You may have heard that women suffer from “pattern baldness” too. However, it’s also apparent that females have a different pattern, progression and frequency of balding than men do. Hair transplants in NJ are often appropriate for women, but there are some essential questions to ask and expert analyses needed before planning a surgical intervention.
Perhaps because society doesn’t discuss female hair loss openly or because women are very good at hiding it, the average person may not understand this condition as well as the male version. If you’re a woman and you’re thinning, you’ll want to get to the bottom of the problem and learn what solutions you have. The good news is, there are several. Here we’ll help you understand what causes female hair thinning so you can take charge of yours.
Is It Female Pattern Hair Loss?
Whether male or female, the genetic, hereditary form of balding called androgenic alopecia follows a typical pattern, yet women have their own. Unlike the receding hairline, bald spot on top and a horseshoe-shaped band of remaining strands, women see diffuse thinning all over. It’s less common for a woman to see hair recede at the frontal hairline, temporal peaks and occipital spot. In fact, it’s infrequent for women to develop bald spots at all due to androgenic alopecia. Instead, while hairlines remain intact, the hair will thin, and scalp becomes more visible all over. More significant shedding often occurs at the crown which can make the midline hair part appear wider.
The following types help NJ hair transplant surgeons to classify female hair loss:
- Type 1: Thinning isn’t noticeable to others and can’t be easily camouflaged with styling changes.
- Type 2: Hair loss causes decreased overall volume and a slightly more visible scalp. The part may widen.
- Type 3: Overall thinning makes styling difficult, and scalp appears easily visible through strands at the top of the head.
Is NJ Hair Transplant Surgery The Best Option For Women?
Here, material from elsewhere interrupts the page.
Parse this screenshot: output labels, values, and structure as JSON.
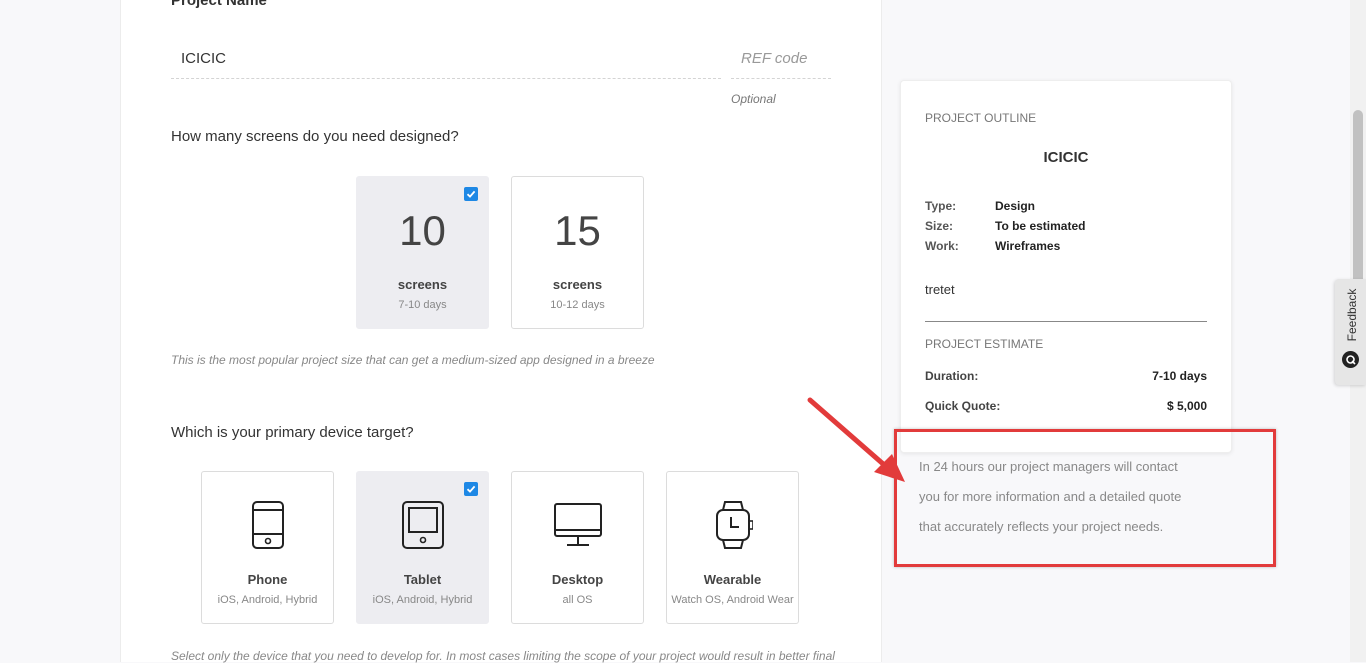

Because the typical approach to hair restoration surgery utilizes hairs from the DHT resistant areas and moves them up top, this technique is more challenging to apply for women. Men will tend to lose all their hair from one area and keep most of the hairs in another. The back and sides will contain dense follicles so that removing even a couple thousand of them, won’t show a visible depletion.